[Data about app and page elements]
------
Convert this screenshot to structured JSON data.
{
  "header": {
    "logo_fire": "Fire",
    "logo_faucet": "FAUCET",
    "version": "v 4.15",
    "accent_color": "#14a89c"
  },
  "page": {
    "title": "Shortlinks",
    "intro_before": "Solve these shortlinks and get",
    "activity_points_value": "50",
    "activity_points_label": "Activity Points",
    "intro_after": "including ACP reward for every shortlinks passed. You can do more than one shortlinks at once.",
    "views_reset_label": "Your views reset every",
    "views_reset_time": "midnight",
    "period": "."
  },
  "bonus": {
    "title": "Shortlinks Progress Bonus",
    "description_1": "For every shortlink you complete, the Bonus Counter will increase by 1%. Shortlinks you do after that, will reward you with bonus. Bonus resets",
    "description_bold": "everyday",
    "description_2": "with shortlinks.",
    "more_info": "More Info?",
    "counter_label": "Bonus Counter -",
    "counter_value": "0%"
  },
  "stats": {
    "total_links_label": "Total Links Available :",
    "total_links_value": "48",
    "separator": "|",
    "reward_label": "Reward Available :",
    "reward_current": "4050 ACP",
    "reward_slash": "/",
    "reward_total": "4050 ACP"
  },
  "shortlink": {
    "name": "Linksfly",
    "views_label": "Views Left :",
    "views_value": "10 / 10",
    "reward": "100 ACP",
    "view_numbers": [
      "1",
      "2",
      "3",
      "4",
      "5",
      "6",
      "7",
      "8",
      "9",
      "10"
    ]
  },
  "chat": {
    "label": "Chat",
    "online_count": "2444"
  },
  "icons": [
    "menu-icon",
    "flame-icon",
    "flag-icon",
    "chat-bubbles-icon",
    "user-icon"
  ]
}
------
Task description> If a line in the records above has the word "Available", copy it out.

Response to this exercise>
    "total_links_label": "Total Links Available :",
    "reward_label": "Reward Available :",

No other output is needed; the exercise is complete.